Senator VANSTONE (Minister for Immigration and Multicultural and Indigenous Affairs and Minister Assisting the Prime Minister for Indigenous Affairs) —I thank the senator for his question. I have seen some reports in the paper about a number of alleged raids that have taken place. My advice is that the number is not correct. My advice is that over the last couple of weeks there have been two instances in New South Wales schools. I was advised verbally that there is normally an arrangement that the union is notified. I am not at all sure why the union think they should be but nonetheless that is normally complied with, and was not, I am told, at least in one instance. Nonetheless, the proposition put to me that children were taken from a schoolyard in front of other children is not correct. In relation to one child, the child was detained after school hours. In relation to another, the normal procedure was followed for schools—which is not to say the other was not, because it did not relate to a school; it was out of a school—whereby the principal was contacted. It happened to be an acting principal at the time and then the principal came. People from the school asked for the children to be brought out of a class. If you wish to create the impression that there are immigration officers running around snatching children from schools, good luck to you, because sooner or later—and I hope it is a lot later, Senator—your party will be in government and you will have to work with the people that you so malign at this point. I hope it is a very long time. In fact, I hope the people you are maligning at this point are not there.

Opposition senators interjecting—


The PRESIDENT —Order! We would like to hear the answer.


Senator Chris Evans —You’re responsible here.


Senator VANSTONE —You’ve figured that out, have you? Good.


The PRESIDENT —Minister, ignore the interjections. Senators will come to order.


Senator VANSTONE —As to the question of children at other times, I ask you to consider the proposition that there are occasions when parents are separately taken into detention during school hours. If you want to put the proposition that we should let children go home to an empty home or leave them without anyone in the home so that, if something happens when they are catching the bus home, there is nobody home, and we know that and we do not do anything about it, then you market that proposition. But it is not my view. There was one circumstance where some children were taken to Villawood and the mother indicated that alternative arrangements would be made and were made. Am I happy with those alternative arrangements at the mother’s request? No.


Senator LUDWIG —Mr President, I ask a supplementary question. Minister, given your answer, have you or your department given any consideration whatsoever to the immediate and longer term effects of the circumstances that you have outlined where children are picked up after school—whether with a guardian or not when the immigration department decides to effect the grab by the compliance officer? Are any psychological or emotional effects that the children might suffer from these types of compliance systems taken into consideration?
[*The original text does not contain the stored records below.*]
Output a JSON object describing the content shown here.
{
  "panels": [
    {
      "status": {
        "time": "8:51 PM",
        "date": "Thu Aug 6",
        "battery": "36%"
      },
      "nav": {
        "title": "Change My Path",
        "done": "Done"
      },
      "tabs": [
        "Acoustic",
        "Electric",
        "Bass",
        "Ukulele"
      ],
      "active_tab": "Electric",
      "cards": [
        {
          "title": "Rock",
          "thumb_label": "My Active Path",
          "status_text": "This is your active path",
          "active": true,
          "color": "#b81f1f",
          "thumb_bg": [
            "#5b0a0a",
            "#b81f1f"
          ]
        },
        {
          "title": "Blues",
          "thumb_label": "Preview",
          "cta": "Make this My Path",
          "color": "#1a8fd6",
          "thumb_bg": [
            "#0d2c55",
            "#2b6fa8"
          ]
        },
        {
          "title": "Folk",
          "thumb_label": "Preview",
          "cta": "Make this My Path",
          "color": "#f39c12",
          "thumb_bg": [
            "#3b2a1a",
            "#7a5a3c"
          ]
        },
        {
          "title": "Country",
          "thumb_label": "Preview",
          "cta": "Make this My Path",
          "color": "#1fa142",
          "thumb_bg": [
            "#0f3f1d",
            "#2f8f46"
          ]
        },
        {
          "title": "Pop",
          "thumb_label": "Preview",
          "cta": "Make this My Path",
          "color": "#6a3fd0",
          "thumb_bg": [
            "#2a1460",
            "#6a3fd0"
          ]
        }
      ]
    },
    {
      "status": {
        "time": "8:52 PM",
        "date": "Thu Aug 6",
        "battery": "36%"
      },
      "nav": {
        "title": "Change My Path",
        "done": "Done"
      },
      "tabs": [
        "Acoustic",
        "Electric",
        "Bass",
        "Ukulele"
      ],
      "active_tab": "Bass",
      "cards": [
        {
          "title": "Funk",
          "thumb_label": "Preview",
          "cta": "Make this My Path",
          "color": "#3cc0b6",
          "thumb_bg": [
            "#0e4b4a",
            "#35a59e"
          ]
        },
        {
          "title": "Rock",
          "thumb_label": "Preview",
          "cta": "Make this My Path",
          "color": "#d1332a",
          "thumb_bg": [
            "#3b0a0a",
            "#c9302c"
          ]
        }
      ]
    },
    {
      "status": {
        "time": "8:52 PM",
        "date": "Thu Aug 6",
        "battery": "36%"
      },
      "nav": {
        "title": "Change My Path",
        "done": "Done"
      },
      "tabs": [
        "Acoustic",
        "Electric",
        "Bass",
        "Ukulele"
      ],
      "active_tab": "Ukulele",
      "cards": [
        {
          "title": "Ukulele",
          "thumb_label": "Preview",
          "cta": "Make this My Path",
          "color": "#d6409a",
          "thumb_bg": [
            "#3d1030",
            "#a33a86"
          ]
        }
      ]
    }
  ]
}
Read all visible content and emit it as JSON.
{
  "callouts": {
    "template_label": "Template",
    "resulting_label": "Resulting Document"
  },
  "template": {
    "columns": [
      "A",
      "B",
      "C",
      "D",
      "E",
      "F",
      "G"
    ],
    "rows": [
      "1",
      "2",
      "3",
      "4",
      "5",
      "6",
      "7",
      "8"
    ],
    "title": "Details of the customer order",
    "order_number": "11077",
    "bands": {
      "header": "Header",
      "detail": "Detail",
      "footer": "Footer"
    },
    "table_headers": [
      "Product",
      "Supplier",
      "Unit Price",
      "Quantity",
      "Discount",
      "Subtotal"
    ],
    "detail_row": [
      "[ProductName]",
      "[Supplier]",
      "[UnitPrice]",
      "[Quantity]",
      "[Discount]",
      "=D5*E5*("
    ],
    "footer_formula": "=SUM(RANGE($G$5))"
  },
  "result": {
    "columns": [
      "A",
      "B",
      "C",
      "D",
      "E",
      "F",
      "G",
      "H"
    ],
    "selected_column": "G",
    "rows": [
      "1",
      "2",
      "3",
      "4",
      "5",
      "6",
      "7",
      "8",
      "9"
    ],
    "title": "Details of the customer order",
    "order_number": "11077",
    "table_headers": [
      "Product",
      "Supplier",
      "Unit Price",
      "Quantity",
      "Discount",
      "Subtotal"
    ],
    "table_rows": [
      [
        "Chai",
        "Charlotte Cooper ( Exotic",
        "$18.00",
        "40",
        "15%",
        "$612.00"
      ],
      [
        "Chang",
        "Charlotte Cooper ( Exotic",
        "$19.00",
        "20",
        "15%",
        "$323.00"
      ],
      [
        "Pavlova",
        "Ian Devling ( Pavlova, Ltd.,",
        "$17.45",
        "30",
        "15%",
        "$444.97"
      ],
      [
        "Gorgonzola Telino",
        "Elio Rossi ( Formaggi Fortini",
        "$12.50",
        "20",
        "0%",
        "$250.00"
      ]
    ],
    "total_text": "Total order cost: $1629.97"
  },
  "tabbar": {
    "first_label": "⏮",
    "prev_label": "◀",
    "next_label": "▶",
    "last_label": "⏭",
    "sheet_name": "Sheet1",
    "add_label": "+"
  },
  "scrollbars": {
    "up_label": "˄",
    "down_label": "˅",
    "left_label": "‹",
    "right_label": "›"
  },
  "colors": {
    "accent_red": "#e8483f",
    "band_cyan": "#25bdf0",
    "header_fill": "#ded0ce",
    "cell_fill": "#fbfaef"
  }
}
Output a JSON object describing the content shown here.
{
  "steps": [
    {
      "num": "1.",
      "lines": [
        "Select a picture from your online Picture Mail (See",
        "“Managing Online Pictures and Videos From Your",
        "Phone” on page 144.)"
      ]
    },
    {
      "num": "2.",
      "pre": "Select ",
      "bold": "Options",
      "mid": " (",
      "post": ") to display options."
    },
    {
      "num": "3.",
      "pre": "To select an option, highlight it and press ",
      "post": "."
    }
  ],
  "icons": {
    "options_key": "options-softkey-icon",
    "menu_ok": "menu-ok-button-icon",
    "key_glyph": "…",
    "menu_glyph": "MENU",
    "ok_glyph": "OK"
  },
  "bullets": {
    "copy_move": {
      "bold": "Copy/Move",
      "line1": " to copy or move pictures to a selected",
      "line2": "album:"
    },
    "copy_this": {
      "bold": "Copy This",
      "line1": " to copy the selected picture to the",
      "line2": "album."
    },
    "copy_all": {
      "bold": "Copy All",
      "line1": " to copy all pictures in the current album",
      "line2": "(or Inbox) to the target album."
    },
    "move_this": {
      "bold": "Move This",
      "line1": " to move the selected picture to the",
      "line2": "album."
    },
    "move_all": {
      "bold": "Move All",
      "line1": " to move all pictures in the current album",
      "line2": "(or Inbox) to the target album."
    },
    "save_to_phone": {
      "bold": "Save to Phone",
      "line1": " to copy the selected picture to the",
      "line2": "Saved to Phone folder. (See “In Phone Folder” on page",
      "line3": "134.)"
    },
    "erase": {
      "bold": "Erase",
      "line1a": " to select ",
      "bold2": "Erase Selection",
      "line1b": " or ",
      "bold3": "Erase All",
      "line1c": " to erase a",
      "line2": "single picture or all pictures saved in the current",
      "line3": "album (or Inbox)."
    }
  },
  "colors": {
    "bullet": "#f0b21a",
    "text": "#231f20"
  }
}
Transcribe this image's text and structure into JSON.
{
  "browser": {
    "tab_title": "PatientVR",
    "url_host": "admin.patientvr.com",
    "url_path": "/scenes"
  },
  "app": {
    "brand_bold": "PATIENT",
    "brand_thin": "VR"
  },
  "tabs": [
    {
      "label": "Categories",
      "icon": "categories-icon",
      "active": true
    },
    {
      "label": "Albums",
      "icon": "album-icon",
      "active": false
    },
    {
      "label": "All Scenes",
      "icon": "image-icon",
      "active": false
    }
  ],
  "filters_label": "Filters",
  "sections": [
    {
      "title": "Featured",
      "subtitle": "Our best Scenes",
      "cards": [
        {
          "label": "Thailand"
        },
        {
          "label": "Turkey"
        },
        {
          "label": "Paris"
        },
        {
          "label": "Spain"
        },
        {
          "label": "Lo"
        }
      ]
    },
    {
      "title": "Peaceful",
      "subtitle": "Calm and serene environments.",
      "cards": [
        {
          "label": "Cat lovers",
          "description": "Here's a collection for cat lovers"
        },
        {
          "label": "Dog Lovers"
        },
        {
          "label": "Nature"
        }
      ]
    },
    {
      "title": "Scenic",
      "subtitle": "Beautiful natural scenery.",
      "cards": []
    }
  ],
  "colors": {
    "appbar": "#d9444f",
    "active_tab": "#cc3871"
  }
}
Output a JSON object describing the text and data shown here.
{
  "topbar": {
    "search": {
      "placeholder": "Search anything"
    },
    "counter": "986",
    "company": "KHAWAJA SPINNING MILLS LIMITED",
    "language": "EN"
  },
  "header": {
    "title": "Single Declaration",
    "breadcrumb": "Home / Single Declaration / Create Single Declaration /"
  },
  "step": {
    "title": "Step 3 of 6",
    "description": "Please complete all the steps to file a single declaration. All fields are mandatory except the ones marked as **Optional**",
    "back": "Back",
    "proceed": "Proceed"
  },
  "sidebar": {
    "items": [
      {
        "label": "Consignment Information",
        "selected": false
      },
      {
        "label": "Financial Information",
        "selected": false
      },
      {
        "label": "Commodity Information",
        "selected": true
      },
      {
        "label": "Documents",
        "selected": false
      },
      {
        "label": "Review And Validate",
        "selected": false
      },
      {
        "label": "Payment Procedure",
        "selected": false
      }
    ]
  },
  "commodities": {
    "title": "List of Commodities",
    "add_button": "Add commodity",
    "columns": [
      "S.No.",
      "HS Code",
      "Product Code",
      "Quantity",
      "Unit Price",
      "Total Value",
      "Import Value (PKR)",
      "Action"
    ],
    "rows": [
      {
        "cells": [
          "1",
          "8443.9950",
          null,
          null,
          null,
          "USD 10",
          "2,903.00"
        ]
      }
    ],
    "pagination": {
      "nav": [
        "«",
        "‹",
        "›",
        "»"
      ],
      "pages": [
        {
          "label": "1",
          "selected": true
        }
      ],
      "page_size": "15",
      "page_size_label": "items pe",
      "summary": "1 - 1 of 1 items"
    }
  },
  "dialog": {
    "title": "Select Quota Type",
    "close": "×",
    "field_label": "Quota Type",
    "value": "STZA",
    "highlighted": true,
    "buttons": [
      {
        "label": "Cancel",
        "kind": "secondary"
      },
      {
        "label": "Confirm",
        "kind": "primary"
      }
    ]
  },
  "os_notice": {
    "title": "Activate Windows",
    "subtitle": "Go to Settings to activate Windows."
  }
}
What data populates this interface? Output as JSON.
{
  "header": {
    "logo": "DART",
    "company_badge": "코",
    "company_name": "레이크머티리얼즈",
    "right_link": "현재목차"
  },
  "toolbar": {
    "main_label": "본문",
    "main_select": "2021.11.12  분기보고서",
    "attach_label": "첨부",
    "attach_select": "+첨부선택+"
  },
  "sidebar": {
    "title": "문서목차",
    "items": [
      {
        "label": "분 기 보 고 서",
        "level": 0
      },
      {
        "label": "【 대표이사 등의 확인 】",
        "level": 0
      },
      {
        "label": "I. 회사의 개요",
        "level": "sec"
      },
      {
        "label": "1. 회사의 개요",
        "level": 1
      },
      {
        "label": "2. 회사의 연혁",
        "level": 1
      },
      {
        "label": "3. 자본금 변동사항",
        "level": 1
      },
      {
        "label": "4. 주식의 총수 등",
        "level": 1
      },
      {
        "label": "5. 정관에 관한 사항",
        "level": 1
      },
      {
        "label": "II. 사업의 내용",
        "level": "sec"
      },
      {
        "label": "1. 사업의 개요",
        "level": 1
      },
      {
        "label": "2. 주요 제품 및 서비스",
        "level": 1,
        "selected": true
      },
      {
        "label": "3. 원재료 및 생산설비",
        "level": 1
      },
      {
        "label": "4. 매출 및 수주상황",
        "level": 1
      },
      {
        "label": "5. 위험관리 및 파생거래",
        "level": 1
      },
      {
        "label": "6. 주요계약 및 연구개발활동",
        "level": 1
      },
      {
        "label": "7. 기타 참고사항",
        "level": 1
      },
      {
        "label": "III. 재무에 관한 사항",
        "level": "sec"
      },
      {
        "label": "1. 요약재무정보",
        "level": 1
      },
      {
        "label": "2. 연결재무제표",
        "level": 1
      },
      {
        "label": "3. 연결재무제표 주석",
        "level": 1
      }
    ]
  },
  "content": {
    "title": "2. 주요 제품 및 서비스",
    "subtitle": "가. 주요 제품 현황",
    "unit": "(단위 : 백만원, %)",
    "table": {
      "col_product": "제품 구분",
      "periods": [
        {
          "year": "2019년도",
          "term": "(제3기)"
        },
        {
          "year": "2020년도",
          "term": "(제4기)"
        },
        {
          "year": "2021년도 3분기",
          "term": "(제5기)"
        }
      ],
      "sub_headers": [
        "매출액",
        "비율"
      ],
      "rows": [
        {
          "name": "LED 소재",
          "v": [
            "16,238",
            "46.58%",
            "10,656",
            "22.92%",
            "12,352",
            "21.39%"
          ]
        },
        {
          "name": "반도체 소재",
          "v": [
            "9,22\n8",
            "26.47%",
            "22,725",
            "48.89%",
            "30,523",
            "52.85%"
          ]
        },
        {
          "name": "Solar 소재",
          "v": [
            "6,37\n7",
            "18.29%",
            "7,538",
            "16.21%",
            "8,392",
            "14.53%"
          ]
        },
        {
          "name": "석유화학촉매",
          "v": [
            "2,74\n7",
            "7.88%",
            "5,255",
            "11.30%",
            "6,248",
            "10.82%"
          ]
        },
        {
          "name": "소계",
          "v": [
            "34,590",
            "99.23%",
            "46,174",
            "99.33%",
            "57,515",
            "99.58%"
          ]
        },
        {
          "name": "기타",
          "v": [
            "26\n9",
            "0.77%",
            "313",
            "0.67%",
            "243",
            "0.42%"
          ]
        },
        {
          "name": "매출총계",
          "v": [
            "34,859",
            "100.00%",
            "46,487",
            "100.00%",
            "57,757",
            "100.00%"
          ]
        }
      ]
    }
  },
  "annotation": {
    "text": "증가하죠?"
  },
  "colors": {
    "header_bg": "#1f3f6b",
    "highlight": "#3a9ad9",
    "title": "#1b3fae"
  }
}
Are the teachers or whoever might witness these incidents made aware of the situation so that they do not suffer any psychological or emotional damage as well?


Senator VANSTONE (Minister for Immigration and Multicultural and Indigenous Affairs and Minister Assisting the Prime Minister for Indigenous Affairs) —As I indicated, the normal process is to at least go through the school. They do not just roll up at a school and select children that we believe need to be reunited with their parents. That is what is happening here—they are being reunited with their parents. We work with the school authority to do that. There are some circumstances that might present themselves that could be potentially very difficult. One would be where a parent was unlawful but the child was not. That does happen. It has happened before, and the parents have chosen to have the children with them in detention. That is the parents’ choice; they are free to do that. Where they do not choose that, I am advised that in most cases they make satisfactory arrangements that suit them. In most cases, I would say, the department of immigration should accept what arrangements parents want to make. (Time expired)